As usual there are issues about who gets represented. “All the people on the subcommittee are members of larger parties who have agreed to share the nine seats on the IHEC, behind closed doors,” complains Faeq al-Sheikh Ali, an MP from a smaller, liberal party. They refused to consider a proposal submitted by Ali and around 100 other MPs , suggesting that the judiciary selects judges to manage the country’s elections instead, to truly ensure independence, he adds.
One official from IHEC, speaking to NIQASH anonymously because he was not authorized to comment on the matter, said that these things needed to be organised quickly. If they did not happen at least six months before the elections, it would be problematic and potentially cause elections to be delayed yet again.
“Updating the electoral rolls, purchasing materials required for administration and preparing ballot papers – all these things are impacted by electoral laws,” he said. “If these political conflicts go on, the elections will be endangered.”
Right now it doesn’t feel as though time is on the MPs’ side. There are only six months left to go before the end of the current parliament’s term. Besides the electoral laws, there are also the batch of laws that have been on the backburner for, literally years and which have contributed to the current state of complex relations between Baghdad and Iraqi Kurdistan. This includes amendments to the Iraqi Constitution as well Article 140 of the Constitution, which deals with disputed territories like Kirkuk, and the formation of the long-discussed Federation Council, which is supposed to act in a similar way to the US Senate, the German Bundesrat or the House of Lords in the UK.

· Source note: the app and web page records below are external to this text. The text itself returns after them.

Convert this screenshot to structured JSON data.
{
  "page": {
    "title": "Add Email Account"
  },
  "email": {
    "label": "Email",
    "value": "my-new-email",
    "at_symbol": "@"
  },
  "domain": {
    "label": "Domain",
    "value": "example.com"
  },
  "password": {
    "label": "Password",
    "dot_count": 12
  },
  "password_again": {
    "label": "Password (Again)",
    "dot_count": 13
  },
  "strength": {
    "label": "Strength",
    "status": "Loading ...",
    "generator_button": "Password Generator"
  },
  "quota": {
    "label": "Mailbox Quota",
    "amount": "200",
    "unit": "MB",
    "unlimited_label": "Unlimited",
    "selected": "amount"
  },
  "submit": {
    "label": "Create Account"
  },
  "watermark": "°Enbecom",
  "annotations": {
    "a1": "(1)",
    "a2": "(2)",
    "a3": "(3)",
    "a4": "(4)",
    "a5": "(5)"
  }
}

Given the current dispute about the Iraqi Kurdish referendum, it seems highly unlikely that these even-more-contentious issues are going to get their day in parliament. Which is why there are already rumours in Baghdad that the current term of the government and parliament will be extended for two years and general and provincial elections will be postponed once again.